[RECORDS — start]

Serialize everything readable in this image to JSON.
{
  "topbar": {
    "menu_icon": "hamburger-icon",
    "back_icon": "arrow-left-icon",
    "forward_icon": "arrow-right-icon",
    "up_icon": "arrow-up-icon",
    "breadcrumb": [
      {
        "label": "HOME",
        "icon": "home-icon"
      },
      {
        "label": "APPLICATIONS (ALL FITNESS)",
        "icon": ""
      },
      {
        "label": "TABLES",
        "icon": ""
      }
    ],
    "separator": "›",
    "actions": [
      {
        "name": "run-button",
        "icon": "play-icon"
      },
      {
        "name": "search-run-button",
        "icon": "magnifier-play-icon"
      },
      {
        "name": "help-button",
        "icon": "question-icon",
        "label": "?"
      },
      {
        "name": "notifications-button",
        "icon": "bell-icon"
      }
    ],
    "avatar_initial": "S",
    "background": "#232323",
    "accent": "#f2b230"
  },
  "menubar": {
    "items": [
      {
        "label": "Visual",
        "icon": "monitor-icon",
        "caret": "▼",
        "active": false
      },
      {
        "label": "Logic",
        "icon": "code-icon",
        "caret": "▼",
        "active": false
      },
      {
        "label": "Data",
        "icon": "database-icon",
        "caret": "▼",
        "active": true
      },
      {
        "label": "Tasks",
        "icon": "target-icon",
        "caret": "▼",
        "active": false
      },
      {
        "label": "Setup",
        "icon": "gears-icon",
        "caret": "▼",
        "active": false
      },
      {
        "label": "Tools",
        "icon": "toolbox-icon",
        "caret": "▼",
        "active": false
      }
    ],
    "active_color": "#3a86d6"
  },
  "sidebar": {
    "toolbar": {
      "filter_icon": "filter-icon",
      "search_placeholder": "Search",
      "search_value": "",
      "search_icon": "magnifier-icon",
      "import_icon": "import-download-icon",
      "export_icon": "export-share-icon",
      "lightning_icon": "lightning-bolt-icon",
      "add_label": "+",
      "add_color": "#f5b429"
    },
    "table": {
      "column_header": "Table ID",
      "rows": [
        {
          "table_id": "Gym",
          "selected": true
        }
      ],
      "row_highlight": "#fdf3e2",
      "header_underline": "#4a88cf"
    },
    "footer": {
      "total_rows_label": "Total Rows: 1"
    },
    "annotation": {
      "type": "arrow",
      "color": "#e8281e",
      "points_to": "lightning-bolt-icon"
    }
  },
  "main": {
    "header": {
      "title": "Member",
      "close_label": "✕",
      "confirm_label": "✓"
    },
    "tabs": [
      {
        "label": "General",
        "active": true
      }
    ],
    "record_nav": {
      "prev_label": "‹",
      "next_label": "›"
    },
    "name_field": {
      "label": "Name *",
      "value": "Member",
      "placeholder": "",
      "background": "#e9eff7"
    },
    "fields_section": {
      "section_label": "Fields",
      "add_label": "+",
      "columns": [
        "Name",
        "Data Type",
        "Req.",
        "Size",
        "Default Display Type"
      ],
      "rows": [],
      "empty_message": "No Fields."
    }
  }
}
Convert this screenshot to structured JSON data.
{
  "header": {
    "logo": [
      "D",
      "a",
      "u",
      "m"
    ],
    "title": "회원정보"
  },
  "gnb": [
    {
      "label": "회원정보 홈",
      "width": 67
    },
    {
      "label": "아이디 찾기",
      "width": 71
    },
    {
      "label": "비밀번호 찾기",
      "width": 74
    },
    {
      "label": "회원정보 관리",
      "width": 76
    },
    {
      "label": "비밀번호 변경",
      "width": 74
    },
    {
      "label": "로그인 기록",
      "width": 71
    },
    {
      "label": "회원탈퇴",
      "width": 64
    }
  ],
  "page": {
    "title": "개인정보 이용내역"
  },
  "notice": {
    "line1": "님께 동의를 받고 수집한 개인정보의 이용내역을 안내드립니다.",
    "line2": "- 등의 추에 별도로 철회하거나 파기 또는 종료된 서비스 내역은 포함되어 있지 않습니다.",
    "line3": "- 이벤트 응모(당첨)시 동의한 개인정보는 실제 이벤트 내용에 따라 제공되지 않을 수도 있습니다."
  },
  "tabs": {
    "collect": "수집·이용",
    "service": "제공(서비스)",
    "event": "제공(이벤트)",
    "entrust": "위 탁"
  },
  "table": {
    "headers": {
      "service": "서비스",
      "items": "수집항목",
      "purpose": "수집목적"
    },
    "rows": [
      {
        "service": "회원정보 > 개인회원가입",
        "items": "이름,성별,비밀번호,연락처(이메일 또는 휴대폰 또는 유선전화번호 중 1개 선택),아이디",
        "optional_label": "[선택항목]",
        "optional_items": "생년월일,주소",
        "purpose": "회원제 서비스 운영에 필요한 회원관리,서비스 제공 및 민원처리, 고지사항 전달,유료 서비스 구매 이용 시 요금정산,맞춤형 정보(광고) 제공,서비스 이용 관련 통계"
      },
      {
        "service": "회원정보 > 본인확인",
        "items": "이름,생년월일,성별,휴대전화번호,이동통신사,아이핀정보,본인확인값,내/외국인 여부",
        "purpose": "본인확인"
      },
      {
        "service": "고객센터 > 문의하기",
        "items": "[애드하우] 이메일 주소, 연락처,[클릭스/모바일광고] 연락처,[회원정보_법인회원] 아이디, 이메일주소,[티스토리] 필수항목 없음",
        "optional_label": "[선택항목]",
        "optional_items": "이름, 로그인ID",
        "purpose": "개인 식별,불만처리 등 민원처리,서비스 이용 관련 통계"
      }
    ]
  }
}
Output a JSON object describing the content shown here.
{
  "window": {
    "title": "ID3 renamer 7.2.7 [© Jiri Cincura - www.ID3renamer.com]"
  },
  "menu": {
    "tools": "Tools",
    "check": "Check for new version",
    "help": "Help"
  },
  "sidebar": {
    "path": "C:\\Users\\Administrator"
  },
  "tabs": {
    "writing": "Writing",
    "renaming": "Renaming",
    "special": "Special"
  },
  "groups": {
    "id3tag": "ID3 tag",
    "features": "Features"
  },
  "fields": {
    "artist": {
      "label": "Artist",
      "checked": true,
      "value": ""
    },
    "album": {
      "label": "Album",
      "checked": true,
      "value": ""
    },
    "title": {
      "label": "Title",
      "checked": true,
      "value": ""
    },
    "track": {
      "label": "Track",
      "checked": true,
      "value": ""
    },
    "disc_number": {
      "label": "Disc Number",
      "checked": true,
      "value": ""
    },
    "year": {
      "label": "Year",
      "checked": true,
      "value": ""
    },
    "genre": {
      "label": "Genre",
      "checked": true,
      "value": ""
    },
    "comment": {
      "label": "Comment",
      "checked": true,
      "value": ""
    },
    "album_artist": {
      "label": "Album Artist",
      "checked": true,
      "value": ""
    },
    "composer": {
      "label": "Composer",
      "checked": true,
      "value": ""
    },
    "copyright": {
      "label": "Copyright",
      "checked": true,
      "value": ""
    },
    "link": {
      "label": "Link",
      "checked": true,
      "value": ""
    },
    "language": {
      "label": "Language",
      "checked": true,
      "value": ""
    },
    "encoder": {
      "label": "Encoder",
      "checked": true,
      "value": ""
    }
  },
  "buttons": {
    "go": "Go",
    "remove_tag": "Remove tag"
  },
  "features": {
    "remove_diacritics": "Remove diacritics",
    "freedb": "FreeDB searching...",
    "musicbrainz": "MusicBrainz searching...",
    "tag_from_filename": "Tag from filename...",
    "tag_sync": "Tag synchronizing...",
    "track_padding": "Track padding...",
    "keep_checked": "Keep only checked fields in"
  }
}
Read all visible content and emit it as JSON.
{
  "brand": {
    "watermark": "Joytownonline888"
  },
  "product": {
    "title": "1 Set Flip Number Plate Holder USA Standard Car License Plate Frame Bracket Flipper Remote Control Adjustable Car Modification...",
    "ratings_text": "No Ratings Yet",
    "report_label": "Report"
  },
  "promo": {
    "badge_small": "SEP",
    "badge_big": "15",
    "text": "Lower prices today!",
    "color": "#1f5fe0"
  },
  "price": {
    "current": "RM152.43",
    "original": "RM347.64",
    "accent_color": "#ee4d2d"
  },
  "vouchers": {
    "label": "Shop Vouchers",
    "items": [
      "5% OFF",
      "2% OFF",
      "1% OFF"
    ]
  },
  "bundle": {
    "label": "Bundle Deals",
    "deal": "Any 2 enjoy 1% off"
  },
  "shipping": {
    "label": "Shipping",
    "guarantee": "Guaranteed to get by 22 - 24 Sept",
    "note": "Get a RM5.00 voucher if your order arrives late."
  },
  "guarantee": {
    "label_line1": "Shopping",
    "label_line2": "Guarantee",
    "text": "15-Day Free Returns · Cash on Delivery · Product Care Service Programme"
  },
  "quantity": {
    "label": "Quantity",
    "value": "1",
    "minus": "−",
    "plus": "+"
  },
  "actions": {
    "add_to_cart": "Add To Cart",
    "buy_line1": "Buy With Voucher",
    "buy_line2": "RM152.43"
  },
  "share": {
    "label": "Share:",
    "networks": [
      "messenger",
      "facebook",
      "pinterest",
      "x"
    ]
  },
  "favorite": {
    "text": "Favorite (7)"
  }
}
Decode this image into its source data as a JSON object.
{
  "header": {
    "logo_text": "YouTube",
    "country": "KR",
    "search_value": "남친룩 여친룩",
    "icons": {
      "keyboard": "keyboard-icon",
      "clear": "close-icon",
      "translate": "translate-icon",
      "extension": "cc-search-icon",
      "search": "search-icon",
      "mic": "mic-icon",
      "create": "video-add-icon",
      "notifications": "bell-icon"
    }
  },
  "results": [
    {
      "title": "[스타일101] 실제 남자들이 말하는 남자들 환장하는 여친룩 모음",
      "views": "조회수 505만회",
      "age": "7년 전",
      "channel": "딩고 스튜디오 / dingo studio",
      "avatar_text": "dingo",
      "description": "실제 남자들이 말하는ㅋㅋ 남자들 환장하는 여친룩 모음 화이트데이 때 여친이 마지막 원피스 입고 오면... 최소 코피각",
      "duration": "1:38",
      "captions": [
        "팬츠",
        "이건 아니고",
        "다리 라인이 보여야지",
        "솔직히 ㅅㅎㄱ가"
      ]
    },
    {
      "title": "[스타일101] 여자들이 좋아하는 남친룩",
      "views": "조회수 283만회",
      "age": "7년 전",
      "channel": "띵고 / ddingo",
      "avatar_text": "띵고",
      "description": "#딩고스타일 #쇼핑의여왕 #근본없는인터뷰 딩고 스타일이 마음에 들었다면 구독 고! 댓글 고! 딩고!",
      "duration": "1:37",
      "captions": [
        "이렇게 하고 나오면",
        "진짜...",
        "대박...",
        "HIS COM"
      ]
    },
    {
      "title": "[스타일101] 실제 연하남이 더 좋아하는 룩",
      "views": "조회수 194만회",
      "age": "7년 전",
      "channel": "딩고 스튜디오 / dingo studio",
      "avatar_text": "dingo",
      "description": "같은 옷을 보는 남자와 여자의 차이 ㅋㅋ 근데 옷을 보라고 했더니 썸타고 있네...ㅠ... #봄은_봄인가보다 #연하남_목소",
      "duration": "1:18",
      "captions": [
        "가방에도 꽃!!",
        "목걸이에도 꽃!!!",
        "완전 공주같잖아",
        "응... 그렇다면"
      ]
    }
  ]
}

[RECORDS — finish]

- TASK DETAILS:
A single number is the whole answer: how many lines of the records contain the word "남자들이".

- SOLUTION TO THE EXERCISE:
2